* [The problem]
All lines that hold the string "Ctrl" should be copied. Find them in the listing below.

* [Entries provided]
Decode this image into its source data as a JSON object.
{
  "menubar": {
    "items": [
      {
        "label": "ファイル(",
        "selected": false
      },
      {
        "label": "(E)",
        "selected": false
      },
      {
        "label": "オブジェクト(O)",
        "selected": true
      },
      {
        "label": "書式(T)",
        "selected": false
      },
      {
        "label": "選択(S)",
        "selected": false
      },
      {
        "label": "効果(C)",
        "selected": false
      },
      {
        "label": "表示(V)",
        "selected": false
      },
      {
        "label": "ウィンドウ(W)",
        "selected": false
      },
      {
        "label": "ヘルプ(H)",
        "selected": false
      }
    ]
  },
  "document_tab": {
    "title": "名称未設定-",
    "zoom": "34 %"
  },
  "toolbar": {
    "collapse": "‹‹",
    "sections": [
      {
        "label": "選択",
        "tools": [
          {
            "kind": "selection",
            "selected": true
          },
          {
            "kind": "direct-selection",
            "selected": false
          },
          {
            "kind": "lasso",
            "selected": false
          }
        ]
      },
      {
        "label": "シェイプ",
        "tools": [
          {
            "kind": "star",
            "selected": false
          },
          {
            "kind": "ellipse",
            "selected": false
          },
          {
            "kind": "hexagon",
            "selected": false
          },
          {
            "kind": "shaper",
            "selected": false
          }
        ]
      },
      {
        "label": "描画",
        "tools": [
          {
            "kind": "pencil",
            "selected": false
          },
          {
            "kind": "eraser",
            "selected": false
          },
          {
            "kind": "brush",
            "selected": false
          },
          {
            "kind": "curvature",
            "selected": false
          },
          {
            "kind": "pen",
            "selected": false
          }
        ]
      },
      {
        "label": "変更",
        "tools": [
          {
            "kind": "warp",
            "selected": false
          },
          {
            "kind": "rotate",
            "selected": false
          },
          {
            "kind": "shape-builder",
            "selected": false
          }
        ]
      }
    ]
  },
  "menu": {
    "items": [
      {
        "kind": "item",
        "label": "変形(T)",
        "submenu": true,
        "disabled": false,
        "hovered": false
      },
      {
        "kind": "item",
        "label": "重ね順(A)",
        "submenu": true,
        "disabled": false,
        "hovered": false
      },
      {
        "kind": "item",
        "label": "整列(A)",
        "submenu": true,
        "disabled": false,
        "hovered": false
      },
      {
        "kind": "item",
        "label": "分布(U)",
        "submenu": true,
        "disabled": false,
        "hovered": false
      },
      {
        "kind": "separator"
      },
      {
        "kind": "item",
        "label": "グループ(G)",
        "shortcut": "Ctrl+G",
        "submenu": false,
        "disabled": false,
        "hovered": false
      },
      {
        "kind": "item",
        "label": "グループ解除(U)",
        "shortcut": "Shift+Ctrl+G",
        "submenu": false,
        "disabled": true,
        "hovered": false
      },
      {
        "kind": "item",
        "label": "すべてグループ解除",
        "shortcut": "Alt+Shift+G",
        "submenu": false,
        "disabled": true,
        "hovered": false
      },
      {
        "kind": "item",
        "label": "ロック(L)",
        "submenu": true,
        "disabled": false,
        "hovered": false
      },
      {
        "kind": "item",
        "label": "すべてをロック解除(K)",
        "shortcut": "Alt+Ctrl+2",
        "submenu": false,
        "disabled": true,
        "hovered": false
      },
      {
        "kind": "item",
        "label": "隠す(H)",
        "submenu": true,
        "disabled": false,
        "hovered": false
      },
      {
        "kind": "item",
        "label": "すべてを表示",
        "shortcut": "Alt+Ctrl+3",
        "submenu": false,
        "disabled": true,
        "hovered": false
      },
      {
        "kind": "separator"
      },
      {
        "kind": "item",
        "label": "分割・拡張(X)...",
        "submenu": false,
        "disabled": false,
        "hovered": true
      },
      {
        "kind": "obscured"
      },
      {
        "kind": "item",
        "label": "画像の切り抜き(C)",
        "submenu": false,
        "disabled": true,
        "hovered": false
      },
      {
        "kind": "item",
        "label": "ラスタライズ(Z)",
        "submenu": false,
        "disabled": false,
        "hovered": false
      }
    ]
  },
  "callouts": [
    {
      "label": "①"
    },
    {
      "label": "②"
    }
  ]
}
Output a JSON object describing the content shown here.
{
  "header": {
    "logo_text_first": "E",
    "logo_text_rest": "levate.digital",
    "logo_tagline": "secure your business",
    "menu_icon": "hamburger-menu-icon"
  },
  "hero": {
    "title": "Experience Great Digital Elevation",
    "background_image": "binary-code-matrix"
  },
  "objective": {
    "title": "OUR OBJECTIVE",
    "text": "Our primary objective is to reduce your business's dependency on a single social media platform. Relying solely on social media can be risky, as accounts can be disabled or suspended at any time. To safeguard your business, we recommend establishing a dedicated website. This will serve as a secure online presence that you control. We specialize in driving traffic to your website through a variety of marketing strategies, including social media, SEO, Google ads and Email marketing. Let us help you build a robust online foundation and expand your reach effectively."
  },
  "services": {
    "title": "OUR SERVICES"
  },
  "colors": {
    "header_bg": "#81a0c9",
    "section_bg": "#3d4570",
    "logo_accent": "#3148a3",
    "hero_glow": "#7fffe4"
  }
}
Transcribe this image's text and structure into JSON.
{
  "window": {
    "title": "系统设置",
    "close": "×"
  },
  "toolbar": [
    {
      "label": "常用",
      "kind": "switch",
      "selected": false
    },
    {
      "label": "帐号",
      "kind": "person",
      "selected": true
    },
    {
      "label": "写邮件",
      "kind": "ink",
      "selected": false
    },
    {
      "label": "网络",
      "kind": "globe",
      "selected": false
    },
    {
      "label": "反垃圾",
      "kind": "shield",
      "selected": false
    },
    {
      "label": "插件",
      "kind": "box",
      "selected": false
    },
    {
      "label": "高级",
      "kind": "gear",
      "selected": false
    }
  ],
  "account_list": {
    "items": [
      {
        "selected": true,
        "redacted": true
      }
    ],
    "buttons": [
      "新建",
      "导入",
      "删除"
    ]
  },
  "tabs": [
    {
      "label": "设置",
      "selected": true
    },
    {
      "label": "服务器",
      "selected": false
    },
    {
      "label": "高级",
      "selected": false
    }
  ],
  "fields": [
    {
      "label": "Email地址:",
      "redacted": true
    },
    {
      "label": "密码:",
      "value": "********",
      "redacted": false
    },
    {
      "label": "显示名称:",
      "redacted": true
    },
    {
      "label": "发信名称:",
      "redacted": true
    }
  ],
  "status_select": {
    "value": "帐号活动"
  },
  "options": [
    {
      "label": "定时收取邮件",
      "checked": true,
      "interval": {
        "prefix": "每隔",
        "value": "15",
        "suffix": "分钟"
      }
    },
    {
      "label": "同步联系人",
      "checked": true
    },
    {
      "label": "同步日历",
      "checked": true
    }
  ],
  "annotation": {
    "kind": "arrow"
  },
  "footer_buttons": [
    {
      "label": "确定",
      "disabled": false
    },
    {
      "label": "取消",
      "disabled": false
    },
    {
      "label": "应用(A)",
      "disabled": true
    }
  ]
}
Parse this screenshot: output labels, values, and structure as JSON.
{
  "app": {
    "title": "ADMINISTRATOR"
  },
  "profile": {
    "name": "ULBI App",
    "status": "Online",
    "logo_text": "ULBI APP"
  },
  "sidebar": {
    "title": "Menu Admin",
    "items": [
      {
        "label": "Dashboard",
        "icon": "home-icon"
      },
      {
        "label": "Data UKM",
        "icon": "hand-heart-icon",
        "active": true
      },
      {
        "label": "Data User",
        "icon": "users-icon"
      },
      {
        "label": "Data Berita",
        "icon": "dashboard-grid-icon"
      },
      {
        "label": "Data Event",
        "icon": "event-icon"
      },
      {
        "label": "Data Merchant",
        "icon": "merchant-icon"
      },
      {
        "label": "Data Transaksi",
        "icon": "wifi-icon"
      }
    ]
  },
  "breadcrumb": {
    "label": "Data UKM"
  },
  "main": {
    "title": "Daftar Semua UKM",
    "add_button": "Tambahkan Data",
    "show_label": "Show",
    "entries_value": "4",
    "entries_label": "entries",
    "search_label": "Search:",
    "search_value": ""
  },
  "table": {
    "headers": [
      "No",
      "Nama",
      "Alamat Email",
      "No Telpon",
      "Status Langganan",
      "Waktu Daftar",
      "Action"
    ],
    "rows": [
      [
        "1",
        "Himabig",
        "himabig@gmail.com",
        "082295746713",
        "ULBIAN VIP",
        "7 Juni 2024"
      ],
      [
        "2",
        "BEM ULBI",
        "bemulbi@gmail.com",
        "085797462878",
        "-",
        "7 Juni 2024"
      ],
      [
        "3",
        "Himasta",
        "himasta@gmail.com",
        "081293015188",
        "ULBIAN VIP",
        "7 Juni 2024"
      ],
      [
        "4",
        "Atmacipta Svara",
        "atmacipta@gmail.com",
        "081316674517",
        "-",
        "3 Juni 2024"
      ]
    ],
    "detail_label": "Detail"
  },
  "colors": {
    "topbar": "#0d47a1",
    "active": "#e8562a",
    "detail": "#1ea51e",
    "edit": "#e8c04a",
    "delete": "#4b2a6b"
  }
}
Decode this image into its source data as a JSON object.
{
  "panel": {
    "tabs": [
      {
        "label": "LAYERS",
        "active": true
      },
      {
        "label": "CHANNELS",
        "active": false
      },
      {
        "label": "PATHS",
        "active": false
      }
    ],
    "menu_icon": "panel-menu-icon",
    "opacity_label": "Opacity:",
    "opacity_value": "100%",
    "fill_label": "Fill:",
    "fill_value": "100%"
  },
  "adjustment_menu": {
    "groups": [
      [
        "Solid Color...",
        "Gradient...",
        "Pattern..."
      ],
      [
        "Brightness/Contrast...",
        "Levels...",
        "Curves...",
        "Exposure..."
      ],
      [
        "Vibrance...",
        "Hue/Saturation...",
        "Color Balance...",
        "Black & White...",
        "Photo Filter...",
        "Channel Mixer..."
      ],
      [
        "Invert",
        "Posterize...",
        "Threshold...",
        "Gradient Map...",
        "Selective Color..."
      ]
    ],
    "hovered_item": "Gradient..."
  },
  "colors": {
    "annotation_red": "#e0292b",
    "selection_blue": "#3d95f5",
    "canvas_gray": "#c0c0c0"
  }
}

* [Response to this exercise]
        "shortcut": "Ctrl+G",
        "shortcut": "Shift+Ctrl+G",
        "shortcut": "Alt+Ctrl+2",
        "shortcut": "Alt+Ctrl+3",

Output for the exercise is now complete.